“There is now a consensus that the United States should substantially raise its level of infrastructure investment,” writes former treasury secretary Lawrence Summers in the Washington Post. Correction: There is now a consensus among two presidential candidates that the United States should increase infrastructure spending. That’s far from a broad consensus.
“America’s infrastructure crisis is really a maintenance crisis,” says the left-leaning CityLab. The “infrastructure crisis is about socialism,” says the conservative Heritage Foundation. My colleague Chris Edwards says, “There is no widespread crisis of crumbling infrastructure.” “The infrastructure crisis … isn’t,” the Reason Foundation agrees.
As left-leaning Charles Marohn points out, the idea that there is an infrastructure crisis is promoted by an “infrastructure cult” led by the American Society of Civil Engineers. As John Oliver noted, relying on them to decide whether there is enough infrastructure spending is like asking a golden retriever if enough tennis balls are being thrown.
In general, most infrastructure funded out of user fees is in good shape. Highways and bridges, for example, are largely funded out of user fees, and the number of bridges that are structurally deficient has declined by more than 52 percent since 1992. The average roughness of highway pavements has also declined for every class of road.
Some infrastructure, such as rail transit, is crumbling. The infrastructure in the worst condition is infrastructure that is heavily subsidized, because politicians would rather build new projects than maintain old ones.
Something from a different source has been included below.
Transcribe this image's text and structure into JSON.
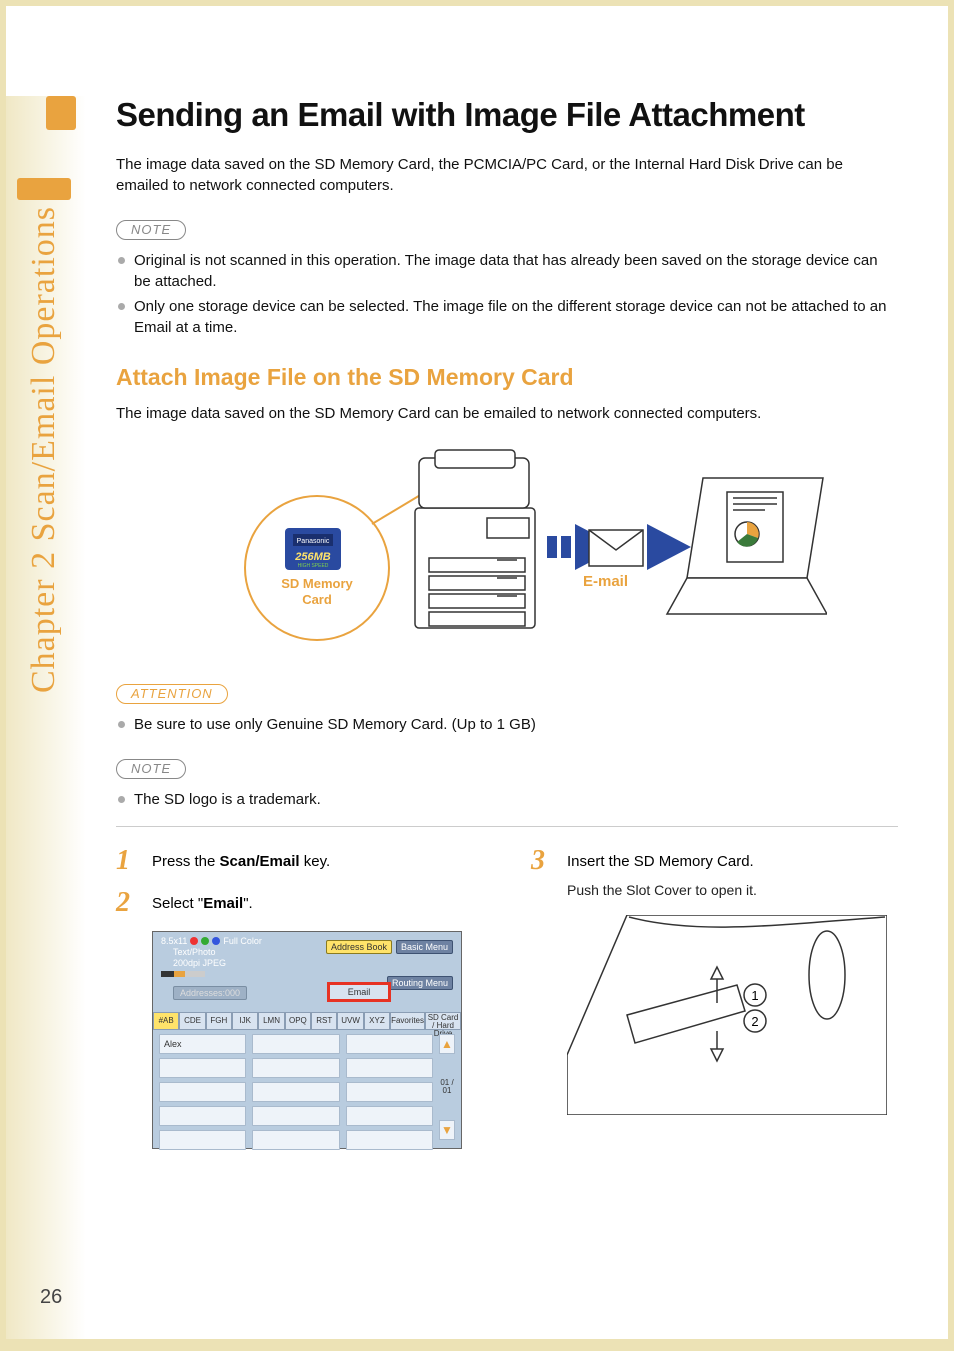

That suggests the U.S. government should spend less, not more, on new infrastructure. It also suggests that we should stop building rail transit lines we can’t afford to maintain and maybe start thinking about scrapping some of the rail systems we have.
Aside from the question of whether our infrastructure is crumbling or not, the more important assumption underlying Summers’ article is that infrastructure spending always produces huge economic benefits. Based on a claim that infrastructure spending will produce a 20 percent rate of return, Summers says that financing it through debt is “entirely reasonable.” Yet such a rate of return is a pure fantasy, especially if it is government that decides where to spend the money. Few private investments produce such a high rate of return, and private investors are much more careful about where their money goes.
For every government project that succeeds, a dozen fail. Funded by the state of New York, the Erie Canal was a great success, but attempts to imitate that success by Ohio, Indiana, and Pennsylvania put those states into virtual bankruptcy.
The 1850 land grants to the Illinois Central Railroad paid off, at least for Illinois, but similar subsidies to the First Transcontinental Railroad turned into the biggest political corruption scandal of the nineteenth century. The Union Pacific was forced to reorganize within four years of its completion, and it went bankrupt again two decades later. The similarly subsidized Northern Pacific was forced to reorganize just a year after its completion in 1883 and, like the Union Pacific, would go bankrupt again in 1893.
The Interstate Highway System was a great success, but a lot of transportation projects built since then have been pure money pits. It’s hard to argue that any of the infrastructure spending that came out of the American Recovery and Reinvestment Act did anything to actually stimulate the economy.
Think the Atlanta streetcar, whose ridership dropped 48 percent as soon as they started charging a fare, generates economic development? Only in a fantasy world. Japan has used infrastructure spending to stimulate its way out of its economic doldrums since 1990. It hasn’t worked yet.
In the Baptists and bootleggers political model, Keynesians such as Summers are the Baptists who promise redemption from increased government spending while the civil engineers, and the companies that employ them, are the bootleggers who expect to profit from that spending. Neither should be trusted, especially considering how poorly stimulus spending has worked to date.
Making infrastructure spending a priority would simply lead to more grandiose projects, few of which will produce any economic or social returns. In all probability, these projects will not be accompanied by funding for maintenance of either existing or new infrastructure, with the result that more infrastructure spending will simply lead to more crumbling infrastructure.
Almost as an aside, Summers adds that, “if there is a desire to generate revenue to finance infrastructure investments, the best approaches would involve user fees.” That’s stating the obvious, but the unobvious part is, if we agree user fees are a good idea, why should the federal government get involved at all? The answer, of course, is that politicians would rather get credit for giving people infrastructure that they don’t have to pay for than rely on user fees, and the controversies they create, to fund them.
Instead of an infrastructure crisis, what we really have is a crisis over who gets to decide where to spend money on infrastructure. If we leave infrastructure to the private market, we will get the infrastructure we need when we need it and it will tend to be well maintained as long as we need it. If we let government decide, we will get too much of some kinds of infrastructure we don’t need, not enough of other kinds of infrastructure we do need, and inadequate maintenance of both.